Got No Shadow featured an eclectic, well-chosen group of
songs, but Ms. Lord's voice seemed swallowed up by all the added
production. To me, it was always about spontaneously running into
Mary Lou, singing away at the Red Line T stop or in Harvard Square
during warm weather.
Which is the whole point of her new CD, Mary Lou Lord LIVE: City
Sounds, a collection of covers that have become
requested favorites amongst her fans, along with "His Lamest Flame,"
a song she co-wrote with Nick Saloman (her long-time collaborator and
friend) and a studio interpretation of Daniel Johnston's "Speeding
Motorcycle," which I understand appeared in a Gap ad, of all places.
The ingenious thing about "City Sounds" is in its production; Mary Lou
bought a portable DAT recorder, set it up when she played the subway and
Harvard Square, recorded herself, and then returned the DAT recorder to the
store for a refund. Simple. Vocals and guitar with a smattering of crowd
noise that makes a listen even more real, even more of a document of what I
believe Mary Lou Lord does better than just about anybody.
I've considered comparisons to Joan Baez (whose voice I can only take in
tiny doses), because of her knack for interpreting classic songs. If
you doubt me, listen to Lord's well-worn rendition of Richard
Thompson's "1952 Vincent Black Lightning," or Alex Chilton's Big Star
teen ballad "Thirteen," or a beautiful and completely unique take on
Springsteen's "Thunder Road." Other songwriters represented on this
collection include the Magnetic Fields, Shawn Colvin, The Pogues, Bob
Dylan and Sandy Denny.
City Sounds was a self-release that sold for ten bucks on the
it got picked up by Rubric Records, who plan to continue to release her
music, including a planned studio album.
There's a quote in the liner notes by Eliza Carthy, a young British
folk singer, that sums Mary Lou's work up nicely: "Traditional music
is a blank page. You can never imagine what the person who sang an
old song originally sounded like, but interpreting it is not
that academic a process. Once the song is in your mouth, its just
going to come out the way you are."
There are those who wave off musicians who don't write original tunes. Mary
Lou Lord is a shining example of the talent that is required to delve into
the vaults of rarely heard and welcome gems and make them something all her

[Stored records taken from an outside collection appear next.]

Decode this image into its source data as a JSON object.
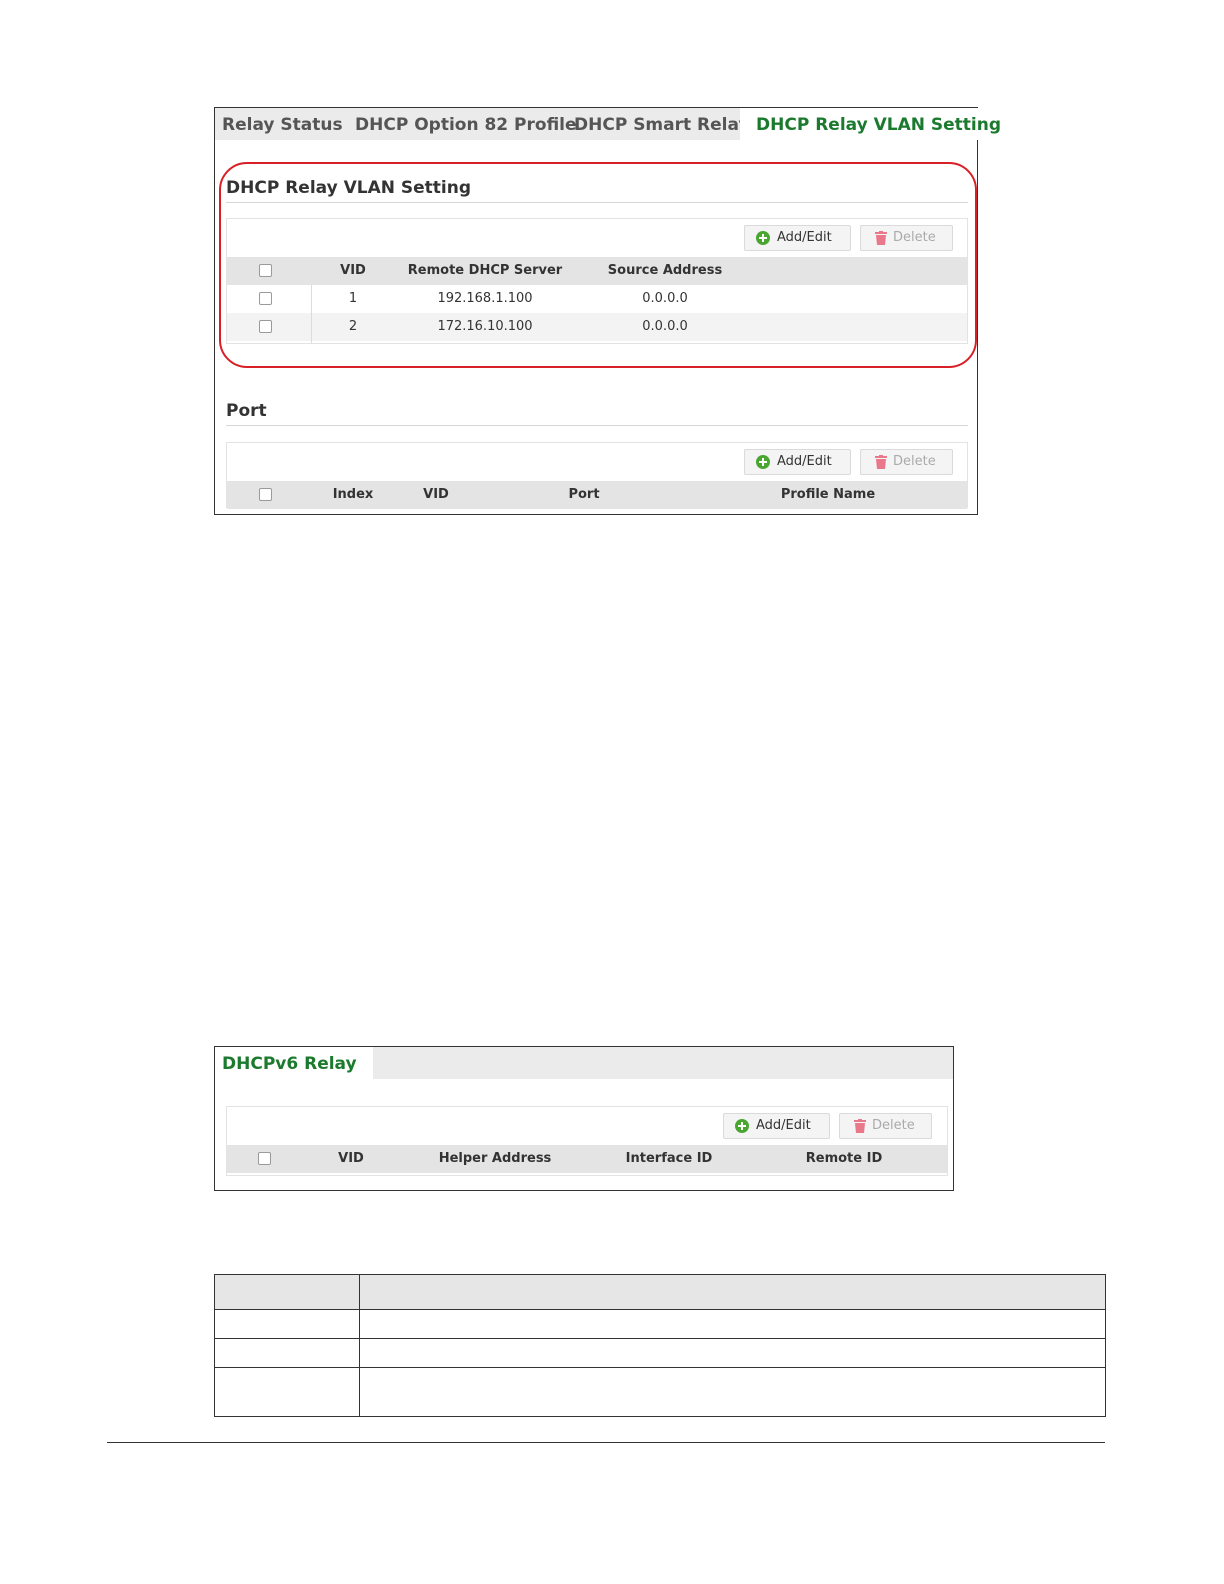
{
  "relay_panel": {
    "tabs": [
      {
        "label": "Relay Status",
        "active": false
      },
      {
        "label": "DHCP Option 82 Profile",
        "active": false
      },
      {
        "label": "DHCP Smart Relay",
        "active": false
      },
      {
        "label": "DHCP Relay VLAN Setting",
        "active": true
      }
    ],
    "vlan_section": {
      "title": "DHCP Relay VLAN Setting",
      "add_label": "Add/Edit",
      "delete_label": "Delete",
      "columns": [
        "VID",
        "Remote DHCP Server",
        "Source Address"
      ],
      "rows": [
        {
          "vid": "1",
          "server": "192.168.1.100",
          "source": "0.0.0.0"
        },
        {
          "vid": "2",
          "server": "172.16.10.100",
          "source": "0.0.0.0"
        }
      ]
    },
    "port_section": {
      "title": "Port",
      "add_label": "Add/Edit",
      "delete_label": "Delete",
      "columns": [
        "Index",
        "VID",
        "Port",
        "Profile Name"
      ]
    }
  },
  "dhcpv6_panel": {
    "tab": "DHCPv6 Relay",
    "add_label": "Add/Edit",
    "delete_label": "Delete",
    "columns": [
      "VID",
      "Helper Address",
      "Interface ID",
      "Remote ID"
    ]
  },
  "colors": {
    "active_tab": "#1b7a2e",
    "highlight": "#d92027",
    "add_icon": "#4aa630",
    "delete_icon": "#e8788a"
  }
}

own. In the folk tradition, her method is nothing new. In the world
of "indie rock," it's a brash statement, and not one that many could
The thing is, every time I see her at Park Street, I always end up
getting home late.